(Data begins)

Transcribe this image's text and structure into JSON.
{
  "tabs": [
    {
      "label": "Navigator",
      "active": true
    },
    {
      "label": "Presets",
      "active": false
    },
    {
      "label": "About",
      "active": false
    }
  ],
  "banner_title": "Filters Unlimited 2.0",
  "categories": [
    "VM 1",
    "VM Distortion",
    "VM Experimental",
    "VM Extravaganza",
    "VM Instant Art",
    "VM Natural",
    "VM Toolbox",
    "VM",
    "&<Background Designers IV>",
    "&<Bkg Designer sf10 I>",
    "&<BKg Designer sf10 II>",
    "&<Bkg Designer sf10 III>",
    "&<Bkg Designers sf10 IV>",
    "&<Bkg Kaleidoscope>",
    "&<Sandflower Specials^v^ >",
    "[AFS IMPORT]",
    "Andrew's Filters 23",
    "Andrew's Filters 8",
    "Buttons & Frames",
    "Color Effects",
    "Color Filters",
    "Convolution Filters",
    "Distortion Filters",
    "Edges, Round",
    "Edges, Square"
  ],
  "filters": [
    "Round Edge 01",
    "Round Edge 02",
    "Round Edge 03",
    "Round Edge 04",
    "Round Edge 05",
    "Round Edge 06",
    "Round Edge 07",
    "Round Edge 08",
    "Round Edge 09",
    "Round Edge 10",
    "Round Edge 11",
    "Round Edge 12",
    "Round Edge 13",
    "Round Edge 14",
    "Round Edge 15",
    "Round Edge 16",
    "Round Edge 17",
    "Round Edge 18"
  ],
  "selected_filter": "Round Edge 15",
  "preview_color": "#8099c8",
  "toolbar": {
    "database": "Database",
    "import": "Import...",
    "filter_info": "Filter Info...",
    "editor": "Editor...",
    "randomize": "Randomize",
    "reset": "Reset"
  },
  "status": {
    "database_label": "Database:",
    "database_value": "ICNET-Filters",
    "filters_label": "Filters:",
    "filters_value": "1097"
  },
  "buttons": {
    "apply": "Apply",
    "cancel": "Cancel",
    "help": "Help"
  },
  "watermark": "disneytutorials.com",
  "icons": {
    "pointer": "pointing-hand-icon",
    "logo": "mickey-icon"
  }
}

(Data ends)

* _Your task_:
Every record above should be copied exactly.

* _Response below_:
Transcribe this image's text and structure into JSON.
{
  "tabs": [
    {
      "label": "Navigator",
      "active": true
    },
    {
      "label": "Presets",
      "active": false
    },
    {
      "label": "About",
      "active": false
    }
  ],
  "banner_title": "Filters Unlimited 2.0",
  "categories": [
    "VM 1",
    "VM Distortion",
    "VM Experimental",
    "VM Extravaganza",
    "VM Instant Art",
    "VM Natural",
    "VM Toolbox",
    "VM",
    "&<Background Designers IV>",
    "&<Bkg Designer sf10 I>",
    "&<BKg Designer sf10 II>",
    "&<Bkg Designer sf10 III>",
    "&<Bkg Designers sf10 IV>",
    "&<Bkg Kaleidoscope>",
    "&<Sandflower Specials^v^ >",
    "[AFS IMPORT]",
    "Andrew's Filters 23",
    "Andrew's Filters 8",
    "Buttons & Frames",
    "Color Effects",
    "Color Filters",
    "Convolution Filters",
    "Distortion Filters",
    "Edges, Round",
    "Edges, Square"
  ],
  "filters": [
    "Round Edge 01",
    "Round Edge 02",
    "Round Edge 03",
    "Round Edge 04",
    "Round Edge 05",
    "Round Edge 06",
    "Round Edge 07",
    "Round Edge 08",
    "Round Edge 09",
    "Round Edge 10",
    "Round Edge 11",
    "Round Edge 12",
    "Round Edge 13",
    "Round Edge 14",
    "Round Edge 15",
    "Round Edge 16",
    "Round Edge 17",
    "Round Edge 18"
  ],
  "selected_filter": "Round Edge 15",
  "preview_color": "#8099c8",
  "toolbar": {
    "database": "Database",
    "import": "Import...",
    "filter_info": "Filter Info...",
    "editor": "Editor...",
    "randomize": "Randomize",
    "reset": "Reset"
  },
  "status": {
    "database_label": "Database:",
    "database_value": "ICNET-Filters",
    "filters_label": "Filters:",
    "filters_value": "1097"
  },
  "buttons": {
    "apply": "Apply",
    "cancel": "Cancel",
    "help": "Help"
  },
  "watermark": "disneytutorials.com",
  "icons": {
    "pointer": "pointing-hand-icon",
    "logo": "mickey-icon"
  }
}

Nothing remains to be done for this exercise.